I wish that we didn’t always have to take a gendered view of things and that we could all look at each other as human individuals. But we’re not there as a society, so for now, ignoring the positive role that gendered role models can play seems to me like a wasted opportunity.
There is a lot of text concerning how we can raise boys to be models of empathy, resilience and compassion. And for the most part they concentrate on how boys behave around teenage girls. Those texts might call on parents to show boys what strong women look like and stress the importance of gender equity. These are all important, relevant points that will shape the way boys behave.
The topic that gets left out, which I believe is of equal importance, is the model of healthy compassionate male behaviour—the adult male role model. How do we, as men, show love to younger men?
I wanted to write about my uncle Miger because I learned a lot from him through the years, and this interaction, the bread and pop, remains burned in my mind. It’s an encapsulation of what a male role model can do to help a young man. Through this interaction, Miger taught me to be aware of a child who is lonely and feeling disconnected, that one-on-one conversations don’t always have to be heavy to be meaningful, and that a little shared mischief can be healthy.
I think this is all part of the story I have of my uncle, because the way I think of Miger is not how I think of my father. I love my father dearly, but Miger showed me how a man can be described in different ways. He wasn’t the most confident person, nor the most elegant, and there have been times when I’ve worried about him. But that day was a lesson in its own right. A lesson in how to show love to a younger man.
I learned about empathy, too. He didn’t have to do anything that day in Chile, but he took time out of his life to take care of me. An adult changed my feelings from lonely to connected. And I didn’t have to do a whole lot, Miger carried us. He recognised, and he acted, for both of us. I revisit this lesson daily. It might be hard, it takes a lot of strength sometimes to think outside of your own world, but man is it worth it.
Because Miger showed empathy for me and my feelings, I returned it back, although it was much later in life. When my aunt died I was heartbroken, but not just for the loss of my aunt, also for my uncle. I saw how great Miger’s love for my aunt was; hence, not only did I grieve for my aunt Regina, but I grieved for Miger as well.

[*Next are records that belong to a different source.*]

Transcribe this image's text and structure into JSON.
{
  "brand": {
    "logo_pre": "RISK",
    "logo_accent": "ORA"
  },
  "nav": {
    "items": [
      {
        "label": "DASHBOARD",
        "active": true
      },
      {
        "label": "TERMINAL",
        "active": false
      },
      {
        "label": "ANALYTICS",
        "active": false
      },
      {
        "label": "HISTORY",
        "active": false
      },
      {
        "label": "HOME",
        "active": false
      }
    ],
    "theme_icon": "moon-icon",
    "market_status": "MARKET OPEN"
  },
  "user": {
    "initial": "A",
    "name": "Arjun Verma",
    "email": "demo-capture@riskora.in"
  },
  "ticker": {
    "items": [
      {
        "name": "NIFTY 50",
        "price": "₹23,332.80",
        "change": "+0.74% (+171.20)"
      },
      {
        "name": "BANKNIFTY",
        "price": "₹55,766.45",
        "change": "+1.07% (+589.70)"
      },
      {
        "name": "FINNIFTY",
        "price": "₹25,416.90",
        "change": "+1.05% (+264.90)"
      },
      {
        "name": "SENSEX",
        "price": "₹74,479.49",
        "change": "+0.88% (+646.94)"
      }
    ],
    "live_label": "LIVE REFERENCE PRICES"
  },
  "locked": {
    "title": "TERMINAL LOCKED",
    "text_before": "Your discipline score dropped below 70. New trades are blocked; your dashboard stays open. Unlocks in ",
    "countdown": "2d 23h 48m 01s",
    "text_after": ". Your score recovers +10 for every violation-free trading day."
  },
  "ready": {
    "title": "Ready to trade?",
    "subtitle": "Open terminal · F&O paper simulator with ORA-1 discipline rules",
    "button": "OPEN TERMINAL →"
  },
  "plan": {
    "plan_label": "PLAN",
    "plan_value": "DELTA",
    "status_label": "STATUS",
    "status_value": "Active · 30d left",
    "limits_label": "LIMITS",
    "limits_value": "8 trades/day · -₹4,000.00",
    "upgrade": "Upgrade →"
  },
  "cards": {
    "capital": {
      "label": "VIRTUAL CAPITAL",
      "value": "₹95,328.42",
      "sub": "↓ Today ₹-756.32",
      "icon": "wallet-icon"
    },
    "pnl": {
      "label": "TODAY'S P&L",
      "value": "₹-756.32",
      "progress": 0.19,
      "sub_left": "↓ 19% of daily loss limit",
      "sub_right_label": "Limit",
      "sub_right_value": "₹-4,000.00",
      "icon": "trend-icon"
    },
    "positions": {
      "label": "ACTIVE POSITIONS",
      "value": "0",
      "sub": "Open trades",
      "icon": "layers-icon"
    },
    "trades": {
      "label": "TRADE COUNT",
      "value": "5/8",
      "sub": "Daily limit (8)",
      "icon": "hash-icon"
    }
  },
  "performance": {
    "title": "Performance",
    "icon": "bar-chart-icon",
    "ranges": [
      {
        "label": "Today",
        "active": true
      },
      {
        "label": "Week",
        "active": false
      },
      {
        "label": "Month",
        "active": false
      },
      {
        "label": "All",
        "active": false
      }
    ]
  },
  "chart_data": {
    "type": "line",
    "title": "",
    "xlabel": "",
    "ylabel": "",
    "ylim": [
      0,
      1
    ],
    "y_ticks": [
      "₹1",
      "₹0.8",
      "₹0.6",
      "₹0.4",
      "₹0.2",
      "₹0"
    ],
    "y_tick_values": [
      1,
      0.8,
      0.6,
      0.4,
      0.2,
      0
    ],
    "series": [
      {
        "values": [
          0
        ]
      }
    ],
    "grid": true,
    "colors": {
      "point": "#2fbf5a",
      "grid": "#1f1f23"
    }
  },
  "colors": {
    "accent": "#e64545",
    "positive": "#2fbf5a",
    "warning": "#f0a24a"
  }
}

Of course, I didn’t learn everything from him. I benefited from continuous empathy and love from male role models, as all men should. My Grade 6 teacher, for example, told my class he learned more from us than we did from him. I cried when I left his class. My Grade 9 teacher who showed me care by relating to what I liked (hockey, at that time), but also challenged me to be the best, showed me that I could grow, that I was more than the sum of my parts. And of course I have my father, who still teaches me more about love than all other men combined.
For our young men to be empathetic, we men need to show them what that looks like. To have them love not just their romantic partner, but the men and women around them. Each man embodies masculinity differently, and therefore will show their feelings in different ways. The question for me is always, how can I show this young man that I care for him? What do I know about him? How can I help him realise what care and empathy looks like? If you try and it doesn’t work, you can keep trying. But actually try. A child is raised by the community, and a boy learns to be a man from the men around him. All it might take is some bread and pop.